REQUIRED ACTION
Find the word "address" in the data, then copy each line where it is found.

Top of MATERIAL SUPPLIED

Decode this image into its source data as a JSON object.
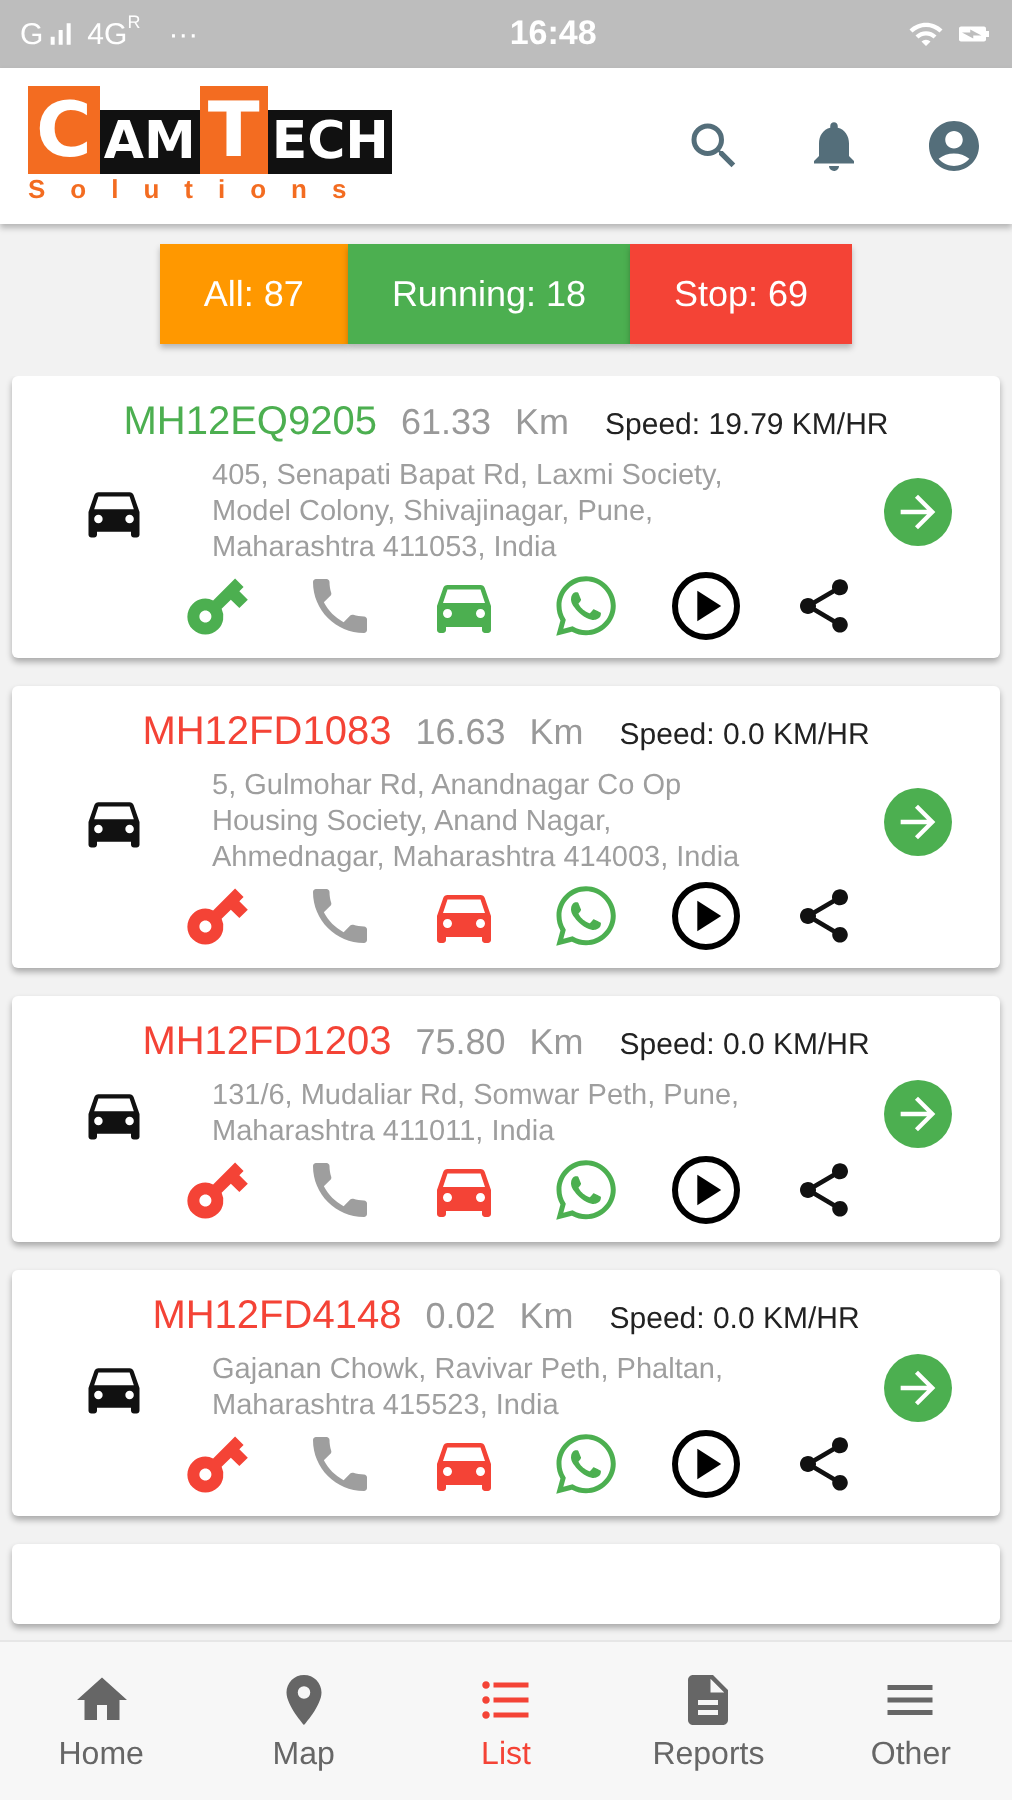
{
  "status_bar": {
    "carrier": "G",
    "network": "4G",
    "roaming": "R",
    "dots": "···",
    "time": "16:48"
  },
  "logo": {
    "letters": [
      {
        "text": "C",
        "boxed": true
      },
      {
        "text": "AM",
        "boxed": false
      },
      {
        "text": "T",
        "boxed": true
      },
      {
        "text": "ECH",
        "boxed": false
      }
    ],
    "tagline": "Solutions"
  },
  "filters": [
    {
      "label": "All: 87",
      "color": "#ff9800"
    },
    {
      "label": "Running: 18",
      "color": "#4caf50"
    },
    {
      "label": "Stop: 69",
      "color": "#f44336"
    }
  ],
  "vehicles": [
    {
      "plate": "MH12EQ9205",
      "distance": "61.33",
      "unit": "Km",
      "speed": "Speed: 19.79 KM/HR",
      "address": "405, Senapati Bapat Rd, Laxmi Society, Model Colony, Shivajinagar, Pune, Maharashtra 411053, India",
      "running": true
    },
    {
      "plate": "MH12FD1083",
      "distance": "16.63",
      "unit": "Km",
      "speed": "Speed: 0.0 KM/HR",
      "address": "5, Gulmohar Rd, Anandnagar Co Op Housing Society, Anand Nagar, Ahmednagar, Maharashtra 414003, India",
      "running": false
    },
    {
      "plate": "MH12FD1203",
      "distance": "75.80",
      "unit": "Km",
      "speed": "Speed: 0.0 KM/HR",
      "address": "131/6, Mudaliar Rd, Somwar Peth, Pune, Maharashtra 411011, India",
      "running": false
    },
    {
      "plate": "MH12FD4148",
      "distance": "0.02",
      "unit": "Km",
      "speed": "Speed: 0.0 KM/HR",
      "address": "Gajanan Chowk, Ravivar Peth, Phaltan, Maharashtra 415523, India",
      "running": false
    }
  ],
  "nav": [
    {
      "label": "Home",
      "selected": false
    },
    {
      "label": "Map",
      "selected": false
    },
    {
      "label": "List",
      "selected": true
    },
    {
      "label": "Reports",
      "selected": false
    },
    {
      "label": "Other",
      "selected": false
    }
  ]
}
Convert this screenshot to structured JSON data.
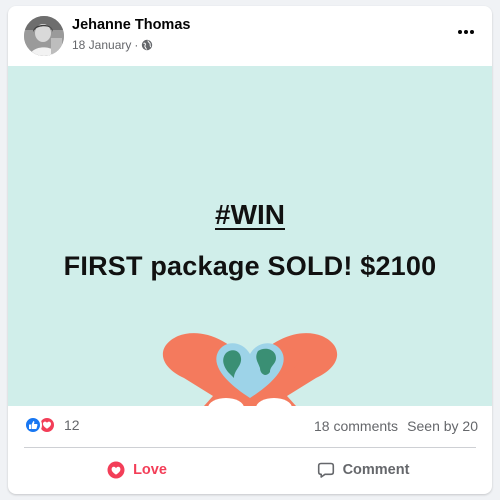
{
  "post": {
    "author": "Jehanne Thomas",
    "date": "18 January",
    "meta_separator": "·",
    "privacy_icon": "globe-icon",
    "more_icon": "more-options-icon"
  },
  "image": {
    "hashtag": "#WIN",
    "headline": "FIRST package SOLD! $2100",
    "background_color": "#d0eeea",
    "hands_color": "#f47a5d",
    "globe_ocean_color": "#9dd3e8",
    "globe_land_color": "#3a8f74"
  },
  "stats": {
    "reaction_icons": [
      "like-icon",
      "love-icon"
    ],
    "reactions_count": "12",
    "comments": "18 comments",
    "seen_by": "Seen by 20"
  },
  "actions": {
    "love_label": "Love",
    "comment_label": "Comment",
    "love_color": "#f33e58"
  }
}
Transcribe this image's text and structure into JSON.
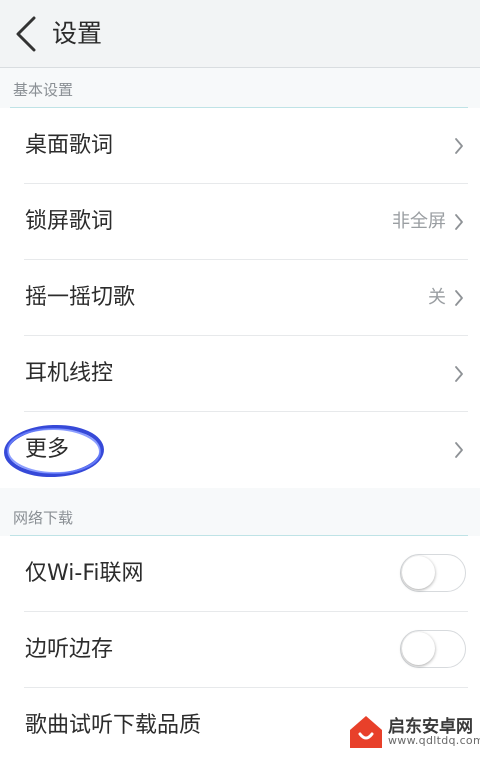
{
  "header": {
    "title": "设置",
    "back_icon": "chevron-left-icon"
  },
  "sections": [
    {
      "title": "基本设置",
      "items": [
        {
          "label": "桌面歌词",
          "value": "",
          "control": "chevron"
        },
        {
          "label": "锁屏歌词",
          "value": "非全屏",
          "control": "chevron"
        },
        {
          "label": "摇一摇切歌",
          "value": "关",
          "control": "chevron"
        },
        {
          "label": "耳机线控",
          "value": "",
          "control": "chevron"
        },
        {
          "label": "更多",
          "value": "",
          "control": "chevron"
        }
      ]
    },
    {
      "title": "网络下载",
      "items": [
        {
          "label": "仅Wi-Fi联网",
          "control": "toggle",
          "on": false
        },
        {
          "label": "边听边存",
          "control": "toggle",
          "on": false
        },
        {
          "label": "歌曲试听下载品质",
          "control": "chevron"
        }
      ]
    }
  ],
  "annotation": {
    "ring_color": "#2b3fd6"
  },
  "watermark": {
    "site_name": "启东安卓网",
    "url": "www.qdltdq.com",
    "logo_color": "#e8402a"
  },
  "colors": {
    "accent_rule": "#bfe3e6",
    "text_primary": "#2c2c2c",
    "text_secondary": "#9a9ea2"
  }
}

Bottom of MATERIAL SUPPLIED
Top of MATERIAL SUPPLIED

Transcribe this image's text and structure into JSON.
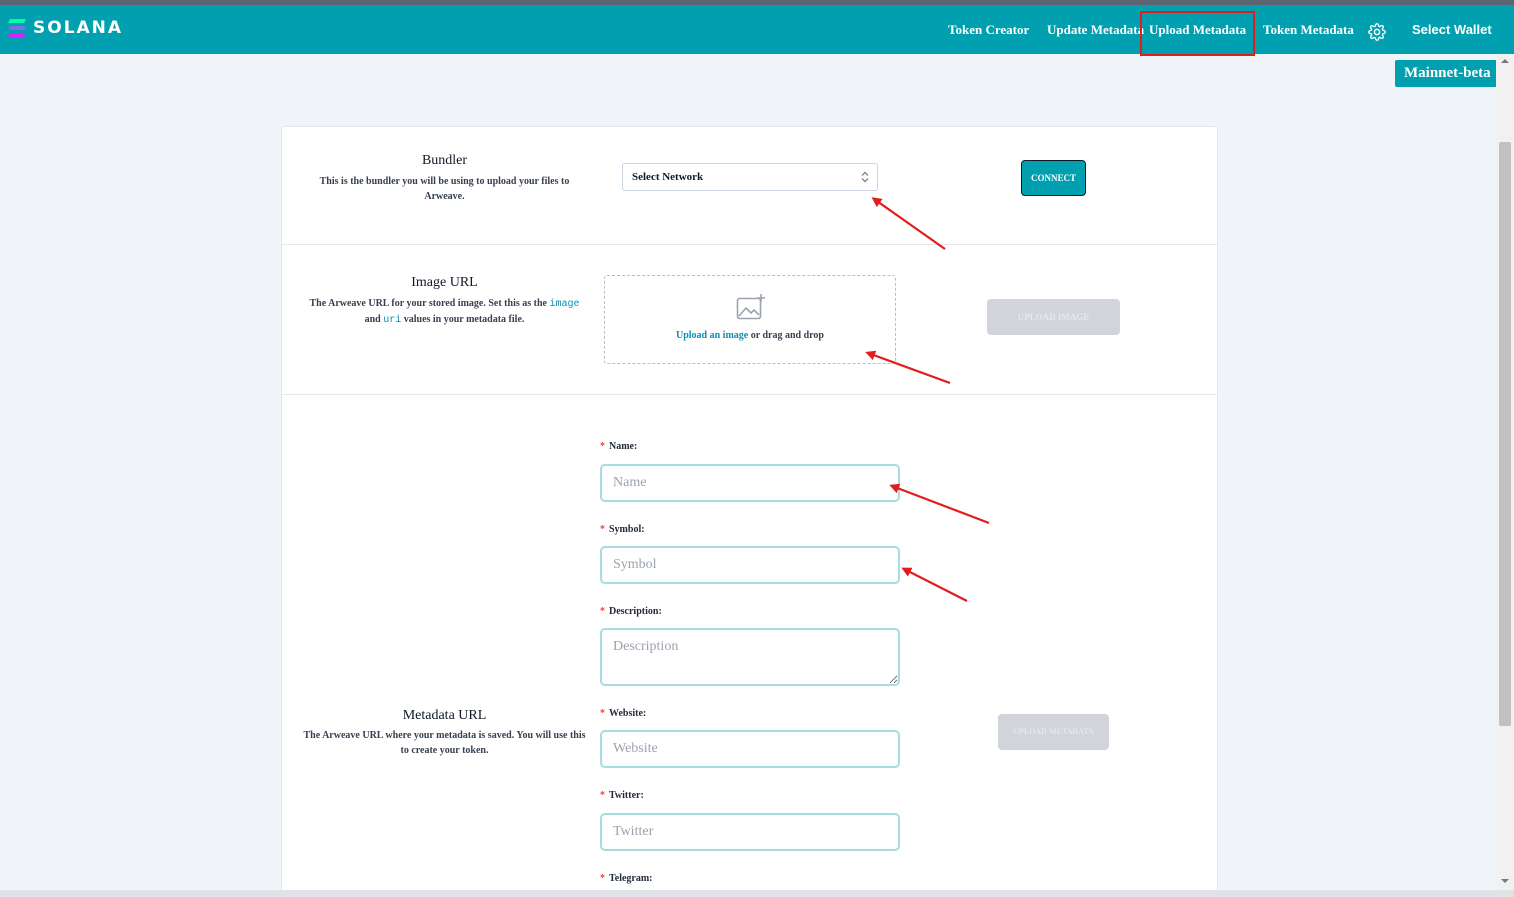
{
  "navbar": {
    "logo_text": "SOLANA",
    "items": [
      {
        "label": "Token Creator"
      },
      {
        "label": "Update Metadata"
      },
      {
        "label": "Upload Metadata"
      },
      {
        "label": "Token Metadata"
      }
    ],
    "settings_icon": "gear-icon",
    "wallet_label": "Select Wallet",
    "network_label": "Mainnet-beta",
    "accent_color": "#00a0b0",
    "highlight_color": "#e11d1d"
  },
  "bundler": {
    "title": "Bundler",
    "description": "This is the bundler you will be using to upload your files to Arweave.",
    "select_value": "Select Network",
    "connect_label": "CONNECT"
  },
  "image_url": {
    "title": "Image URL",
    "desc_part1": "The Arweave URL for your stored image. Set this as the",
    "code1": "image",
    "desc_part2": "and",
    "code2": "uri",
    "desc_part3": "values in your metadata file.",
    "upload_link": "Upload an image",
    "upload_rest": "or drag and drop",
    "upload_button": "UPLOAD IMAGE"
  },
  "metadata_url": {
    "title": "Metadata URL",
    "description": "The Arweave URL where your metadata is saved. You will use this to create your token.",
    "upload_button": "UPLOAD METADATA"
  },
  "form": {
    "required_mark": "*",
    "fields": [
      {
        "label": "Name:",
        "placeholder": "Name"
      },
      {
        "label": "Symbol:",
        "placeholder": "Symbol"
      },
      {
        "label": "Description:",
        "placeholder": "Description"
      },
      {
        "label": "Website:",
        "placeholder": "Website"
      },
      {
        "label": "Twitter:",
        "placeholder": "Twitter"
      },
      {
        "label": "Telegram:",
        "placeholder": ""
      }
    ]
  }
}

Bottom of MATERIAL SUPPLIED

TASK SOLUTION
      "address": "405, Senapati Bapat Rd, Laxmi Society, Model Colony, Shivajinagar, Pune, Maharashtra 411053, India",
      "address": "5, Gulmohar Rd, Anandnagar Co Op Housing Society, Anand Nagar, Ahmednagar, Maharashtra 414003, India",
      "address": "131/6, Mudaliar Rd, Somwar Peth, Pune, Maharashtra 411011, India",
      "address": "Gajanan Chowk, Ravivar Peth, Phaltan, Maharashtra 415523, India",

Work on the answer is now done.